The Big Picture: Reflections on Science, Humanity, and a Quickly Changing Planet

Front Cover
Greystone Books Limited, 2009 - Nature - 272 pages
6 Reviews
Whether he's discussing how to reconcile economy with ecology, why a warmer world will result in more poison ivy, why Britney Spears gets more hits on Google than global warming does, or why we might need to start eating jellyfish for supper,David Suzuki points the direction we must take as a society if we hope to meet the environmental challenges we face in our still-young century. Covering suburban sprawl, sustainable transportation, food shortages, biodiversity, technology, public policy, and more, The Big Picture not only identifies the problems we face but proposes solid, science-based solutions. These engaging essays look beyond environmental challenges to examine the forces that are preventing real change from occurring.

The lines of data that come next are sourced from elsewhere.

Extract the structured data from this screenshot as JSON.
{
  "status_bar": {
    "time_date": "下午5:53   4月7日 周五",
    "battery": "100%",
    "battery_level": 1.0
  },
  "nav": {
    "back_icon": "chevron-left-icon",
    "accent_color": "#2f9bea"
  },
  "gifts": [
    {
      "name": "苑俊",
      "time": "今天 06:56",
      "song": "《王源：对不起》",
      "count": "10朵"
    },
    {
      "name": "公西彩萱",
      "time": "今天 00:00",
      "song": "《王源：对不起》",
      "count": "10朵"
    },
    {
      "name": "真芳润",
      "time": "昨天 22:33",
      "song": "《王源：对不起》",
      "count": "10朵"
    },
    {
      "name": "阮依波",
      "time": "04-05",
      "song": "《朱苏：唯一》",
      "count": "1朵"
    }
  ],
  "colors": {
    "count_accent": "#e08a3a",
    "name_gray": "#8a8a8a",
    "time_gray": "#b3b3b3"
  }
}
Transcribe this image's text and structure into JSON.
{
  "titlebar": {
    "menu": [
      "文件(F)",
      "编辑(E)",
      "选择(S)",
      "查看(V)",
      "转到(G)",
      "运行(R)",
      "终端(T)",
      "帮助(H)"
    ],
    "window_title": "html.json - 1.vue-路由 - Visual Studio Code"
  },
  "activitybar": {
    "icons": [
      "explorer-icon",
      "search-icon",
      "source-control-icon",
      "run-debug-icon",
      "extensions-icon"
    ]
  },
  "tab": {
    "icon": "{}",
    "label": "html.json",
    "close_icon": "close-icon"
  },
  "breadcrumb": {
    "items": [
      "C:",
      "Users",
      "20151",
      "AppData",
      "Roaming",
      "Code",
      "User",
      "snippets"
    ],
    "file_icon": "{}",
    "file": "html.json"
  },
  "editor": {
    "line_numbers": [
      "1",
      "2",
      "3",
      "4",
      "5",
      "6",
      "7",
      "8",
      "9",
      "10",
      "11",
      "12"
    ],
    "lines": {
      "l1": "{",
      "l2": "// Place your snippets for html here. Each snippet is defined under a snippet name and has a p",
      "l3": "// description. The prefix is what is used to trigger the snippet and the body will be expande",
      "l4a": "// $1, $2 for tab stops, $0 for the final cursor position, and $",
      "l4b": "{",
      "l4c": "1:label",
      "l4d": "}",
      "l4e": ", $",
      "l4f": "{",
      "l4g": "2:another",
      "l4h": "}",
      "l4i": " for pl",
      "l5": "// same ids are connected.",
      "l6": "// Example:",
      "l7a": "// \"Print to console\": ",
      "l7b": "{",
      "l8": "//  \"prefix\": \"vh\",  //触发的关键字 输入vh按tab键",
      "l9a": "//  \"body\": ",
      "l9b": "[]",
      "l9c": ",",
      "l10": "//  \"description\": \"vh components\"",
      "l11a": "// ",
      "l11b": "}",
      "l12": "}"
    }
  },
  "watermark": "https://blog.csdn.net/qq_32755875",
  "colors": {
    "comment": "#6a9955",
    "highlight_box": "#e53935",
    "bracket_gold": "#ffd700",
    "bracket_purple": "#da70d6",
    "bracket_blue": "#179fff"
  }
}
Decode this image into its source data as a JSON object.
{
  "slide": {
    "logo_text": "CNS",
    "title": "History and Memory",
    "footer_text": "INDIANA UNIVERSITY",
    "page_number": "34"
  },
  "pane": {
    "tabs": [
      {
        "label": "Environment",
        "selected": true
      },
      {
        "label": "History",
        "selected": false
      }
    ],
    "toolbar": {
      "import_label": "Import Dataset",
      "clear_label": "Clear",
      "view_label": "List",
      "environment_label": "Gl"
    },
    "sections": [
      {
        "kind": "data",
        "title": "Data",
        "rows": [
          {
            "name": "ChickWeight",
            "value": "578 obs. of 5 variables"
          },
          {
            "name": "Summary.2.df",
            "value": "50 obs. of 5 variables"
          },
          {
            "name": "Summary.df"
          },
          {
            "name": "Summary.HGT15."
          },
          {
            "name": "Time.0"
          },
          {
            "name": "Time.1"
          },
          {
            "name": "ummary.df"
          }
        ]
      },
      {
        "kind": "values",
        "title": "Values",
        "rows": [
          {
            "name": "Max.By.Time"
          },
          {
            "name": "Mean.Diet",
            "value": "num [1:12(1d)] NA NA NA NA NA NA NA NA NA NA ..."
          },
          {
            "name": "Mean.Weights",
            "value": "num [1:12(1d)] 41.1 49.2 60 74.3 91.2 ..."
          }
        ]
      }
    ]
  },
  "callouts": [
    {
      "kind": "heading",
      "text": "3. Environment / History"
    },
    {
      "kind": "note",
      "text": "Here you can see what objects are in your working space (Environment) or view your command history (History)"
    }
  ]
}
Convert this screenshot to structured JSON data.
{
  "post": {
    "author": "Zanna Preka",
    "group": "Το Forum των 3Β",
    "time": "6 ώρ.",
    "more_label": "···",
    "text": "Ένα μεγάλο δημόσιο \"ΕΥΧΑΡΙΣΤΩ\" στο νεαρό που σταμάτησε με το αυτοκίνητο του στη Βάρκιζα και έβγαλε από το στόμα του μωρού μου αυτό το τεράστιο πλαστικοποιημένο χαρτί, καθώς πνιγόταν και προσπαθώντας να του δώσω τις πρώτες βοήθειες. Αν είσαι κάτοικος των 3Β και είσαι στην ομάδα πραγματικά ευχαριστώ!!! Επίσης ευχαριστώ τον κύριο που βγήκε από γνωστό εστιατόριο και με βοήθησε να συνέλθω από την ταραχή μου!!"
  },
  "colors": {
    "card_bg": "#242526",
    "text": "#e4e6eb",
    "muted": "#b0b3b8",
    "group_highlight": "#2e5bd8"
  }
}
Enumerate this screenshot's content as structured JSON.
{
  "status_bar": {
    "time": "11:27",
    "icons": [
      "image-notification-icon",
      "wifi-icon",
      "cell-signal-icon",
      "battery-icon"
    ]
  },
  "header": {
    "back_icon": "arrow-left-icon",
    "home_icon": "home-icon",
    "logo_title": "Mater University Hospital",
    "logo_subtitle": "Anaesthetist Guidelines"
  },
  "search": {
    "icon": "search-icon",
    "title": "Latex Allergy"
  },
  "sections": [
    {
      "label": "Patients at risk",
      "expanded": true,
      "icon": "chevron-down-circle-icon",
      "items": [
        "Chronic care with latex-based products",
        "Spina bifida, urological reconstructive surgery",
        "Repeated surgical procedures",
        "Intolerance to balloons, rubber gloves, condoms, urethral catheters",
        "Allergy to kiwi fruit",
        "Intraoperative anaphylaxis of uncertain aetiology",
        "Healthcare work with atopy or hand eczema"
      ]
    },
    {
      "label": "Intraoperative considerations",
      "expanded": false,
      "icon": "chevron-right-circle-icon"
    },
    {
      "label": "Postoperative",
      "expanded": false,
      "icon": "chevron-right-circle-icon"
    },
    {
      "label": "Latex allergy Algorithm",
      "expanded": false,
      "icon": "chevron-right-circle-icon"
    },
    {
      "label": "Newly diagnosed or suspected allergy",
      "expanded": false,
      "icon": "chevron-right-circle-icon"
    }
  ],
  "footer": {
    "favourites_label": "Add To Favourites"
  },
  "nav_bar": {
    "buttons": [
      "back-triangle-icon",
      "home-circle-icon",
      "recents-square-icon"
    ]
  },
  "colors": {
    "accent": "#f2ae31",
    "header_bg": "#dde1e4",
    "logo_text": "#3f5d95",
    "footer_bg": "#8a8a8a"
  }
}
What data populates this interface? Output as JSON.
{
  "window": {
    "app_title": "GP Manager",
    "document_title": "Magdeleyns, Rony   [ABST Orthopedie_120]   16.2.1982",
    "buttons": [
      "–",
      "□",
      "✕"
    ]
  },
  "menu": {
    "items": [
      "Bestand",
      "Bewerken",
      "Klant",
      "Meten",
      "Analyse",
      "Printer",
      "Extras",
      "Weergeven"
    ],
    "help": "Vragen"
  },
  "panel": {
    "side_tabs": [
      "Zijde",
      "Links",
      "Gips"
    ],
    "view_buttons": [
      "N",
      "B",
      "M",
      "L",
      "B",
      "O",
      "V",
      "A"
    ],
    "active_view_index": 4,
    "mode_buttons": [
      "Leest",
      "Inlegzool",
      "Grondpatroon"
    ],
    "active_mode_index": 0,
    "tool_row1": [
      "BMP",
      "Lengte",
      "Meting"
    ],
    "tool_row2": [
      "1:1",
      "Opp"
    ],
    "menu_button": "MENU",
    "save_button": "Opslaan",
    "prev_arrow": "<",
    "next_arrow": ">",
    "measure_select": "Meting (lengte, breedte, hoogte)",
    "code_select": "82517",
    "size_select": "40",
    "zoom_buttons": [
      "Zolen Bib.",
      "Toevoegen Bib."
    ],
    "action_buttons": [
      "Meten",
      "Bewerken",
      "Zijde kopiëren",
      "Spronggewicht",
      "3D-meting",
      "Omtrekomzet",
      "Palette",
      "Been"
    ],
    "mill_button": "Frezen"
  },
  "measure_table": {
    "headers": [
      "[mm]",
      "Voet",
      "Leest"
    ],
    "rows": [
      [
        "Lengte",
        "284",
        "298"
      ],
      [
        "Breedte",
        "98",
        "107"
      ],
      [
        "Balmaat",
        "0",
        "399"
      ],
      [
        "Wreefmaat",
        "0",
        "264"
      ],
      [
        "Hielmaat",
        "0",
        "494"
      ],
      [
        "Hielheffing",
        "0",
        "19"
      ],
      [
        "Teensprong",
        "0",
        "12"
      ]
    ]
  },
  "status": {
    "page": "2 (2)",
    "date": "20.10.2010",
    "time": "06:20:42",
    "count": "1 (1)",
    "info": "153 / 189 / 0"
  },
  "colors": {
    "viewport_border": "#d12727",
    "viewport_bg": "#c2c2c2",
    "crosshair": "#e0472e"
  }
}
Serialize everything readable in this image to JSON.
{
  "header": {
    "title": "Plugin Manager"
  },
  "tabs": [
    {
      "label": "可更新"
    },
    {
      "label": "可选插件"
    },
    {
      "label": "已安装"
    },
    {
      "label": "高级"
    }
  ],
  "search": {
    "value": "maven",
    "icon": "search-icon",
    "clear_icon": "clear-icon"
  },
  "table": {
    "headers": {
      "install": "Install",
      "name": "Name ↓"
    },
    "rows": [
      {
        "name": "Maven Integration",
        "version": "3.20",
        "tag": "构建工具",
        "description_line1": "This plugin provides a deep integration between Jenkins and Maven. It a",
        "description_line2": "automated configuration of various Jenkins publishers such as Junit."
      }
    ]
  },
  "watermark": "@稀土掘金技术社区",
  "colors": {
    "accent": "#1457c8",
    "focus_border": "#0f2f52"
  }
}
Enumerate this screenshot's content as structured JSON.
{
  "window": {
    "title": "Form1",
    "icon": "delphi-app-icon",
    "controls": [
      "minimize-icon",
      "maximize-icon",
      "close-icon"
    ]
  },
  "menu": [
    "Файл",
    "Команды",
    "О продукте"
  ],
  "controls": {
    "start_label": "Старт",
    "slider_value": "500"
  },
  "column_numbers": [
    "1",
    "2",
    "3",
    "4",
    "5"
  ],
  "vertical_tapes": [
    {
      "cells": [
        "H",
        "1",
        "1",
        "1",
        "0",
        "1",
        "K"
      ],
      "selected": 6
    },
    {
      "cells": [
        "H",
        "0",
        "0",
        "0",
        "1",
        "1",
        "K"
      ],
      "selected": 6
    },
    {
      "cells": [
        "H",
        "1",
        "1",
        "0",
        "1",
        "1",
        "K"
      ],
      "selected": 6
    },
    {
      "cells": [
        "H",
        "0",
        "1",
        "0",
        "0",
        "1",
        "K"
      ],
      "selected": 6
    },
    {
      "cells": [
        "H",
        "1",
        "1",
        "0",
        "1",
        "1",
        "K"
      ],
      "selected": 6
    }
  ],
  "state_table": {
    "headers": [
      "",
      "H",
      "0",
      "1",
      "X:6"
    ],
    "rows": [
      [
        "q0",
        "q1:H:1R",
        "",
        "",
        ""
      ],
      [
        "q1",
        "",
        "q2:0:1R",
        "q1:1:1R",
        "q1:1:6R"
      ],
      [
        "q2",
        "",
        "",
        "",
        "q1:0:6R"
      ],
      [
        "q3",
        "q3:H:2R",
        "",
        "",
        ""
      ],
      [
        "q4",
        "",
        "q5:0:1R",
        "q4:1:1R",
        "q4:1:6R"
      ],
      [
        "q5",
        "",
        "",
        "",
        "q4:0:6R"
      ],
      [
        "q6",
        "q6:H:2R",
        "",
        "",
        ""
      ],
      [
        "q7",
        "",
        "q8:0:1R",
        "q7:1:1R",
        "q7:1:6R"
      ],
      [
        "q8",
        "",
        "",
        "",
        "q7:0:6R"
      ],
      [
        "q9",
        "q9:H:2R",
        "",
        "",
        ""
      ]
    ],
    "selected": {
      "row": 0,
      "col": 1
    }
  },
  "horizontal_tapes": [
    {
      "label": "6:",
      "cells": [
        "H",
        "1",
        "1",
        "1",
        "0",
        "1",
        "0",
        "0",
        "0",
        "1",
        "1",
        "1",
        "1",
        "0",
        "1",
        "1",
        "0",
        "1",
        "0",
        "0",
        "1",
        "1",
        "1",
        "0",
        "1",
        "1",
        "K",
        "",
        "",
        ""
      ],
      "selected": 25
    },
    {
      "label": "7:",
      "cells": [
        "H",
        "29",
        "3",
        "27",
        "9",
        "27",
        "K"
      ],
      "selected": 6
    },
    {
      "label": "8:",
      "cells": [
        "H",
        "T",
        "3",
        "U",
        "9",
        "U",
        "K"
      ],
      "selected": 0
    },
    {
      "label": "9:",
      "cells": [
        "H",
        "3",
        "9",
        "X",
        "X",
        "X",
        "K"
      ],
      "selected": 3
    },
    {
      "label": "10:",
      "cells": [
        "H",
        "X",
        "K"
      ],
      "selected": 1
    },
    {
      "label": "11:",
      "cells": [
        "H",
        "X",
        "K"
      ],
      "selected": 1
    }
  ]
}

Together they tell the story of a species struggling to come to grips with its own biological nature, a nature we must ultimately embrace to live in balance with the systems that sustain us.

What people are saying - Write a review

User ratings

5 stars
4 stars
3 stars
2 stars
1 star

Review: The Big Picture: Reflections on Science, Humanity, and a Quickly Changing Planet

User Review  - Kathleen - Goodreads

a fabulous book. Suzuki doesn't just look at the negative, he offers solutions, he calls us to action. a brilliant man. Read full review

Review: The Big Picture: Reflections on Science, Humanity, and a Quickly Changing Planet

User Review  - Mel - Goodreads

I had trouble believing some of the claims made because the facts were not well documented or backed by research. Pretty much only one journal was cited as the source of his information, which made me ... Read full review

Other editions - View all

About the author (2009)

David Suzuki is an acclaimed geneticist and environmentalist, and the founder and chair of the David Suzuki Foundation. He is the author of more than forty books and is the recipient of the unesco Kalinga Prize for Science, the United Nations Environmental Medal, the unep’s Global 500 award, and has been named a Companion of the Order of Canada. In addition, he holds eighteen honorary degrees and he has been adopted into three First Nations clans. Suzuki lives in Vancouver, British Columbia.

David Taylor is a journalist, writer, and former Director of Communications with the David Suzuki Foundation. His work has appeared in the Globe and Mail, the Toronto Star, and other newspapers and magazines across Canada. He has also written for television and film and is a past winner of the CBC’s Signature Shorts screen writing competition. Taylor graduated with honours from the University of Victoria, where he also completed the post-graduate Harvey Southam professional writing program and was the first person to receive the Harvey Southam Award for his thesis on journalism ethics. He lives with his family in New Westminster, British Columbia.

Bibliographic information